RECORDS TO PROCESS below:

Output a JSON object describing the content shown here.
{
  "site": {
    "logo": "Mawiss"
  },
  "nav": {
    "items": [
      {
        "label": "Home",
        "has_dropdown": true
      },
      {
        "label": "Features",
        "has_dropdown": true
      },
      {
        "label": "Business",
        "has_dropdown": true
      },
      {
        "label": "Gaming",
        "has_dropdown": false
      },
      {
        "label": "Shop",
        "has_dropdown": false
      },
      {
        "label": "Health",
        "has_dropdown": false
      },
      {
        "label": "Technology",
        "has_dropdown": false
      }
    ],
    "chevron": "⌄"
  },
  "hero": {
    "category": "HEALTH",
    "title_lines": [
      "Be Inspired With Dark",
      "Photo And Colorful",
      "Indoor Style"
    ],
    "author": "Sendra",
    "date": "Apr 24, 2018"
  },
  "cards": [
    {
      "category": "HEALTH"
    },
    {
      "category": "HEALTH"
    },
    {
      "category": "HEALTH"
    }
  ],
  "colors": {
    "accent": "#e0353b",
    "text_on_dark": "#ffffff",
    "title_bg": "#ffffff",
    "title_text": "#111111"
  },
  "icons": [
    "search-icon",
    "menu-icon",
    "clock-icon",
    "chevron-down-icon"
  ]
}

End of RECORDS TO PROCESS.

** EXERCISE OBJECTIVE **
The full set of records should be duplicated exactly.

** REPLY TO THE TASK **
Output a JSON object describing the content shown here.
{
  "site": {
    "logo": "Mawiss"
  },
  "nav": {
    "items": [
      {
        "label": "Home",
        "has_dropdown": true
      },
      {
        "label": "Features",
        "has_dropdown": true
      },
      {
        "label": "Business",
        "has_dropdown": true
      },
      {
        "label": "Gaming",
        "has_dropdown": false
      },
      {
        "label": "Shop",
        "has_dropdown": false
      },
      {
        "label": "Health",
        "has_dropdown": false
      },
      {
        "label": "Technology",
        "has_dropdown": false
      }
    ],
    "chevron": "⌄"
  },
  "hero": {
    "category": "HEALTH",
    "title_lines": [
      "Be Inspired With Dark",
      "Photo And Colorful",
      "Indoor Style"
    ],
    "author": "Sendra",
    "date": "Apr 24, 2018"
  },
  "cards": [
    {
      "category": "HEALTH"
    },
    {
      "category": "HEALTH"
    },
    {
      "category": "HEALTH"
    }
  ],
  "colors": {
    "accent": "#e0353b",
    "text_on_dark": "#ffffff",
    "title_bg": "#ffffff",
    "title_text": "#111111"
  },
  "icons": [
    "search-icon",
    "menu-icon",
    "clock-icon",
    "chevron-down-icon"
  ]
}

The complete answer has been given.